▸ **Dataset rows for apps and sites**
━━━━
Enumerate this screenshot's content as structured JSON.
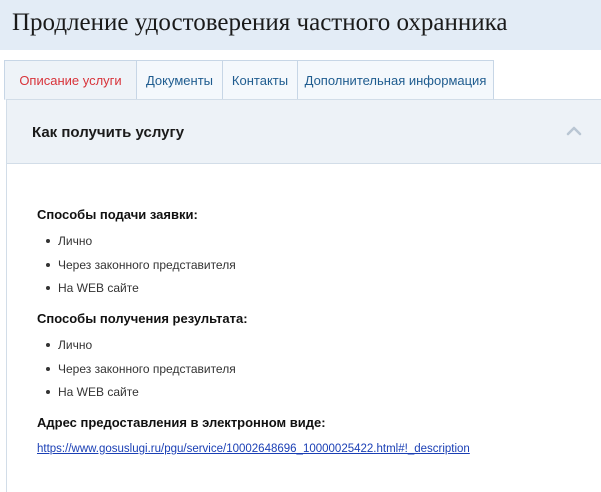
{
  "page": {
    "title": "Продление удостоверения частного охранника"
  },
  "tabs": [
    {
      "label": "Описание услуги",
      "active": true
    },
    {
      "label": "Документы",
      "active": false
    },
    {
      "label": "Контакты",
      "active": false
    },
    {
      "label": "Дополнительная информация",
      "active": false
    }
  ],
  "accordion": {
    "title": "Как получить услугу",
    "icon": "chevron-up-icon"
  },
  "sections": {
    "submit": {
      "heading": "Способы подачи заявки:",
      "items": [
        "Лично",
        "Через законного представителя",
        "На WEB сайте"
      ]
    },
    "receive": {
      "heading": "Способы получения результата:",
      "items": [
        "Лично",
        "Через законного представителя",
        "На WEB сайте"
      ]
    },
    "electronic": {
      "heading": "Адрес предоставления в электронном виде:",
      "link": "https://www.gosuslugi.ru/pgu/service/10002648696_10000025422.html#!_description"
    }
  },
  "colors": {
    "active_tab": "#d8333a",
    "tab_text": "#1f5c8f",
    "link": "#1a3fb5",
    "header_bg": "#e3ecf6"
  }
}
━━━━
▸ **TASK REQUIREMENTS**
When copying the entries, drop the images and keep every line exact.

▸ **RESULT OF THE EXERCISE**
Enumerate this screenshot's content as structured JSON.
{
  "page": {
    "title": "Продление удостоверения частного охранника"
  },
  "tabs": [
    {
      "label": "Описание услуги",
      "active": true
    },
    {
      "label": "Документы",
      "active": false
    },
    {
      "label": "Контакты",
      "active": false
    },
    {
      "label": "Дополнительная информация",
      "active": false
    }
  ],
  "accordion": {
    "title": "Как получить услугу",
    "icon": "chevron-up-icon"
  },
  "sections": {
    "submit": {
      "heading": "Способы подачи заявки:",
      "items": [
        "Лично",
        "Через законного представителя",
        "На WEB сайте"
      ]
    },
    "receive": {
      "heading": "Способы получения результата:",
      "items": [
        "Лично",
        "Через законного представителя",
        "На WEB сайте"
      ]
    },
    "electronic": {
      "heading": "Адрес предоставления в электронном виде:",
      "link": "https://www.gosuslugi.ru/pgu/service/10002648696_10000025422.html#!_description"
    }
  },
  "colors": {
    "active_tab": "#d8333a",
    "tab_text": "#1f5c8f",
    "link": "#1a3fb5",
    "header_bg": "#e3ecf6"
  }
}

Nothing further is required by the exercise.